ACTIVITY: With the images set aside, retype every record below character for character.

DATA EXTRACT:

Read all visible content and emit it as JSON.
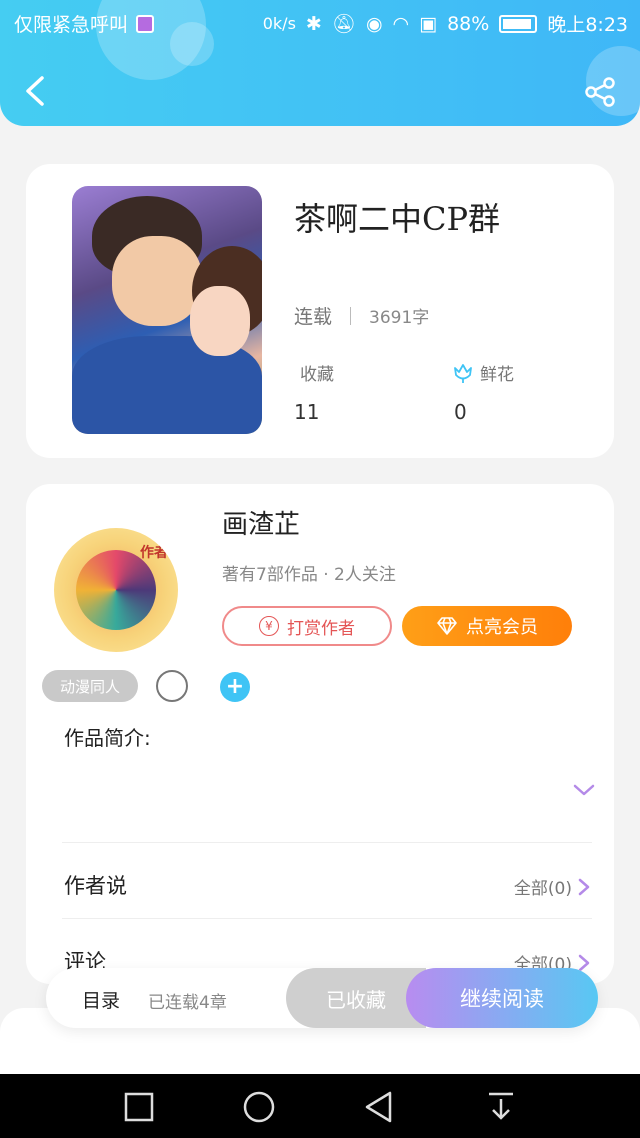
{
  "status_bar": {
    "left_text": "仅限紧急呼叫",
    "net_speed": "0k/s",
    "battery_pct": "88%",
    "time": "晚上8:23"
  },
  "header": {
    "back_icon": "back-arrow-icon",
    "share_icon": "share-icon"
  },
  "book": {
    "title": "茶啊二中CP群",
    "status": "连载",
    "word_count": "3691字",
    "stats": [
      {
        "label": "收藏",
        "value": "11"
      },
      {
        "label": "鲜花",
        "value": "0",
        "icon": "flower-icon"
      }
    ]
  },
  "author": {
    "name": "画渣芷",
    "avatar_tag": "作者",
    "meta": "著有7部作品 · 2人关注",
    "tip_button": "打赏作者",
    "vip_button": "点亮会员",
    "category_chip": "动漫同人"
  },
  "sections": {
    "intro_label": "作品简介:",
    "author_says": {
      "label": "作者说",
      "right": "全部(0)"
    },
    "comments": {
      "label": "评论",
      "right": "全部(0)"
    }
  },
  "action_bar": {
    "toc_label": "目录",
    "toc_count": "已连载4章",
    "favorited_button": "已收藏",
    "read_button": "继续阅读"
  },
  "colors": {
    "header_gradient_start": "#45cdf2",
    "header_gradient_end": "#3fb7f7",
    "vip_orange": "#ff8f12",
    "tip_red": "#e45555",
    "read_gradient_start": "#b88cf0",
    "read_gradient_end": "#58c8f3"
  }
}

RESPONSE TO THIS TASK:
Read all visible content and emit it as JSON.
{
  "status_bar": {
    "left_text": "仅限紧急呼叫",
    "net_speed": "0k/s",
    "battery_pct": "88%",
    "time": "晚上8:23"
  },
  "header": {
    "back_icon": "back-arrow-icon",
    "share_icon": "share-icon"
  },
  "book": {
    "title": "茶啊二中CP群",
    "status": "连载",
    "word_count": "3691字",
    "stats": [
      {
        "label": "收藏",
        "value": "11"
      },
      {
        "label": "鲜花",
        "value": "0",
        "icon": "flower-icon"
      }
    ]
  },
  "author": {
    "name": "画渣芷",
    "avatar_tag": "作者",
    "meta": "著有7部作品 · 2人关注",
    "tip_button": "打赏作者",
    "vip_button": "点亮会员",
    "category_chip": "动漫同人"
  },
  "sections": {
    "intro_label": "作品简介:",
    "author_says": {
      "label": "作者说",
      "right": "全部(0)"
    },
    "comments": {
      "label": "评论",
      "right": "全部(0)"
    }
  },
  "action_bar": {
    "toc_label": "目录",
    "toc_count": "已连载4章",
    "favorited_button": "已收藏",
    "read_button": "继续阅读"
  },
  "colors": {
    "header_gradient_start": "#45cdf2",
    "header_gradient_end": "#3fb7f7",
    "vip_orange": "#ff8f12",
    "tip_red": "#e45555",
    "read_gradient_start": "#b88cf0",
    "read_gradient_end": "#58c8f3"
  }
}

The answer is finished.